■ REQUIRED WORK ■
Your answer must be an exact copy of the records, with no pictures included.

─── RECORDS

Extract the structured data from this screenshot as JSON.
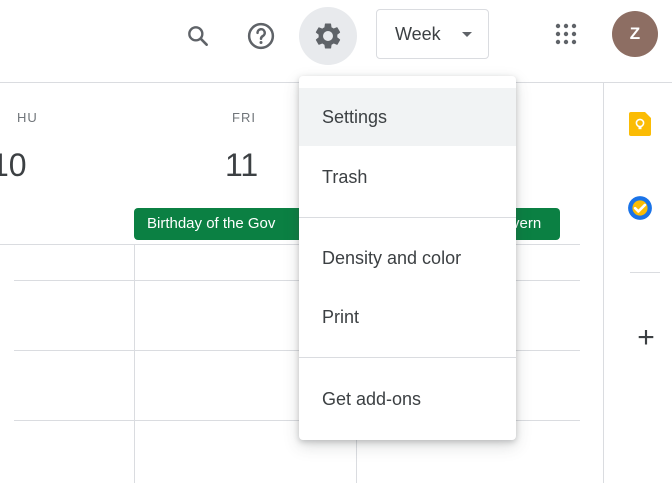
{
  "header": {
    "view_select": {
      "label": "Week"
    },
    "avatar": {
      "initial": "Z",
      "color": "#8d6e63"
    }
  },
  "days": [
    {
      "name": "HU",
      "number": "10"
    },
    {
      "name": "FRI",
      "number": "11"
    }
  ],
  "events": [
    {
      "title_left": "Birthday of the Gov",
      "title_right": "vern",
      "color": "#0b8043"
    }
  ],
  "settings_menu": {
    "items": [
      {
        "label": "Settings"
      },
      {
        "label": "Trash"
      },
      {
        "label": "Density and color"
      },
      {
        "label": "Print"
      },
      {
        "label": "Get add-ons"
      }
    ]
  },
  "side_panel": {
    "add_label": "+"
  }
}
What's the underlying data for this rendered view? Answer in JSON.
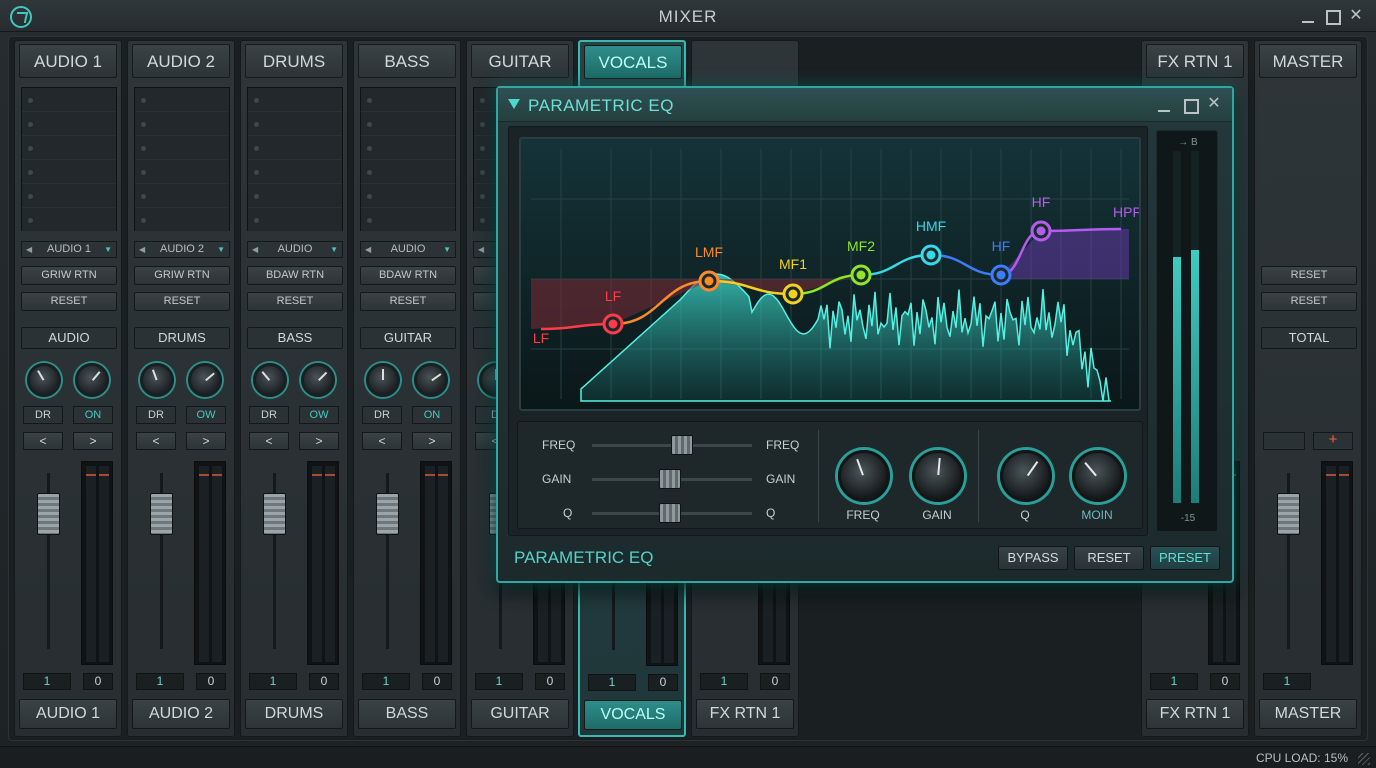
{
  "app": {
    "title": "MIXER",
    "cpu_load": "CPU LOAD: 15%"
  },
  "colors": {
    "accent": "#3bb8b0",
    "background": "#1a1f22",
    "meter_peak": "#a84a36"
  },
  "strips": [
    {
      "header": "AUDIO 1",
      "selector": "AUDIO 1",
      "route": "GRIW RTN",
      "reset": "RESET",
      "name": "AUDIO",
      "dr": "DR",
      "on": "ON",
      "prev": "<",
      "next": ">",
      "num1": "1",
      "num2": "0",
      "footer": "AUDIO 1"
    },
    {
      "header": "AUDIO 2",
      "selector": "AUDIO 2",
      "route": "GRIW RTN",
      "reset": "RESET",
      "name": "DRUMS",
      "dr": "DR",
      "on": "OW",
      "prev": "<",
      "next": ">",
      "num1": "1",
      "num2": "0",
      "footer": "AUDIO 2"
    },
    {
      "header": "DRUMS",
      "selector": "AUDIO",
      "route": "BDAW RTN",
      "reset": "RESET",
      "name": "BASS",
      "dr": "DR",
      "on": "OW",
      "prev": "<",
      "next": ">",
      "num1": "1",
      "num2": "0",
      "footer": "DRUMS"
    },
    {
      "header": "BASS",
      "selector": "AUDIO",
      "route": "BDAW RTN",
      "reset": "RESET",
      "name": "GUITAR",
      "dr": "DR",
      "on": "ON",
      "prev": "<",
      "next": ">",
      "num1": "1",
      "num2": "0",
      "footer": "BASS"
    },
    {
      "header": "GUITAR",
      "num1": "1",
      "num2": "0",
      "footer": "GUITAR",
      "dr": "D",
      "prev": "<",
      "selector": "",
      "route": "G"
    },
    {
      "header": "VOCALS",
      "num1": "1",
      "num2": "0",
      "footer": "VOCALS"
    },
    {
      "num1": "1",
      "num2": "0",
      "footer": "FX RTN 1"
    },
    {
      "header": "FX RTN 1",
      "num1": "1",
      "num2": "0",
      "footer": "FX RTN 1"
    },
    {
      "header": "MASTER",
      "reset1": "RESET",
      "reset2": "RESET",
      "total": "TOTAL",
      "plus": "+",
      "num1": "1",
      "footer": "MASTER"
    }
  ],
  "eq": {
    "title": "PARAMETRIC EQ",
    "footer_title": "PARAMETRIC EQ",
    "bands": [
      {
        "label": "LF",
        "color": "#ff3b4a"
      },
      {
        "label": "LF",
        "color": "#ff3b4a"
      },
      {
        "label": "LMF",
        "color": "#ff8a2a"
      },
      {
        "label": "MF1",
        "color": "#f2d21e"
      },
      {
        "label": "MF2",
        "color": "#8ee62a"
      },
      {
        "label": "HMF",
        "color": "#37d8e8"
      },
      {
        "label": "HF",
        "color": "#3d7cff"
      },
      {
        "label": "HF",
        "color": "#b45cf0"
      },
      {
        "label": "HPF",
        "color": "#b45cf0"
      }
    ],
    "sliders": [
      {
        "left": "FREQ",
        "right": "FREQ",
        "value": 0.56
      },
      {
        "left": "GAIN",
        "right": "GAIN",
        "value": 0.49
      },
      {
        "left": "Q",
        "right": "Q",
        "value": 0.49
      }
    ],
    "knobs": [
      {
        "label": "FREQ",
        "value": -20
      },
      {
        "label": "GAIN",
        "value": 5
      },
      {
        "label": "Q",
        "value": 35
      },
      {
        "label": "MOIN",
        "value": -40
      }
    ],
    "meter": {
      "top_label": "→ B",
      "bottom_label": "-15",
      "levels": [
        0.7,
        0.72
      ]
    },
    "buttons": {
      "bypass": "BYPASS",
      "reset": "RESET",
      "preset": "PRESET"
    }
  }
}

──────

■ YOUR SOLUTION ■
Extract the structured data from this screenshot as JSON.
{
  "header": {
    "view_select": {
      "label": "Week"
    },
    "avatar": {
      "initial": "Z",
      "color": "#8d6e63"
    }
  },
  "days": [
    {
      "name": "HU",
      "number": "10"
    },
    {
      "name": "FRI",
      "number": "11"
    }
  ],
  "events": [
    {
      "title_left": "Birthday of the Gov",
      "title_right": "vern",
      "color": "#0b8043"
    }
  ],
  "settings_menu": {
    "items": [
      {
        "label": "Settings"
      },
      {
        "label": "Trash"
      },
      {
        "label": "Density and color"
      },
      {
        "label": "Print"
      },
      {
        "label": "Get add-ons"
      }
    ]
  },
  "side_panel": {
    "add_label": "+"
  }
}
What's the underlying data for this rendered view? Answer in JSON.
{
  "app": {
    "title": "MIXER",
    "cpu_load": "CPU LOAD: 15%"
  },
  "colors": {
    "accent": "#3bb8b0",
    "background": "#1a1f22",
    "meter_peak": "#a84a36"
  },
  "strips": [
    {
      "header": "AUDIO 1",
      "selector": "AUDIO 1",
      "route": "GRIW RTN",
      "reset": "RESET",
      "name": "AUDIO",
      "dr": "DR",
      "on": "ON",
      "prev": "<",
      "next": ">",
      "num1": "1",
      "num2": "0",
      "footer": "AUDIO 1"
    },
    {
      "header": "AUDIO 2",
      "selector": "AUDIO 2",
      "route": "GRIW RTN",
      "reset": "RESET",
      "name": "DRUMS",
      "dr": "DR",
      "on": "OW",
      "prev": "<",
      "next": ">",
      "num1": "1",
      "num2": "0",
      "footer": "AUDIO 2"
    },
    {
      "header": "DRUMS",
      "selector": "AUDIO",
      "route": "BDAW RTN",
      "reset": "RESET",
      "name": "BASS",
      "dr": "DR",
      "on": "OW",
      "prev": "<",
      "next": ">",
      "num1": "1",
      "num2": "0",
      "footer": "DRUMS"
    },
    {
      "header": "BASS",
      "selector": "AUDIO",
      "route": "BDAW RTN",
      "reset": "RESET",
      "name": "GUITAR",
      "dr": "DR",
      "on": "ON",
      "prev": "<",
      "next": ">",
      "num1": "1",
      "num2": "0",
      "footer": "BASS"
    },
    {
      "header": "GUITAR",
      "num1": "1",
      "num2": "0",
      "footer": "GUITAR",
      "dr": "D",
      "prev": "<",
      "selector": "",
      "route": "G"
    },
    {
      "header": "VOCALS",
      "num1": "1",
      "num2": "0",
      "footer": "VOCALS"
    },
    {
      "num1": "1",
      "num2": "0",
      "footer": "FX RTN 1"
    },
    {
      "header": "FX RTN 1",
      "num1": "1",
      "num2": "0",
      "footer": "FX RTN 1"
    },
    {
      "header": "MASTER",
      "reset1": "RESET",
      "reset2": "RESET",
      "total": "TOTAL",
      "plus": "+",
      "num1": "1",
      "footer": "MASTER"
    }
  ],
  "eq": {
    "title": "PARAMETRIC EQ",
    "footer_title": "PARAMETRIC EQ",
    "bands": [
      {
        "label": "LF",
        "color": "#ff3b4a"
      },
      {
        "label": "LF",
        "color": "#ff3b4a"
      },
      {
        "label": "LMF",
        "color": "#ff8a2a"
      },
      {
        "label": "MF1",
        "color": "#f2d21e"
      },
      {
        "label": "MF2",
        "color": "#8ee62a"
      },
      {
        "label": "HMF",
        "color": "#37d8e8"
      },
      {
        "label": "HF",
        "color": "#3d7cff"
      },
      {
        "label": "HF",
        "color": "#b45cf0"
      },
      {
        "label": "HPF",
        "color": "#b45cf0"
      }
    ],
    "sliders": [
      {
        "left": "FREQ",
        "right": "FREQ",
        "value": 0.56
      },
      {
        "left": "GAIN",
        "right": "GAIN",
        "value": 0.49
      },
      {
        "left": "Q",
        "right": "Q",
        "value": 0.49
      }
    ],
    "knobs": [
      {
        "label": "FREQ",
        "value": -20
      },
      {
        "label": "GAIN",
        "value": 5
      },
      {
        "label": "Q",
        "value": 35
      },
      {
        "label": "MOIN",
        "value": -40
      }
    ],
    "meter": {
      "top_label": "→ B",
      "bottom_label": "-15",
      "levels": [
        0.7,
        0.72
      ]
    },
    "buttons": {
      "bypass": "BYPASS",
      "reset": "RESET",
      "preset": "PRESET"
    }
  }
}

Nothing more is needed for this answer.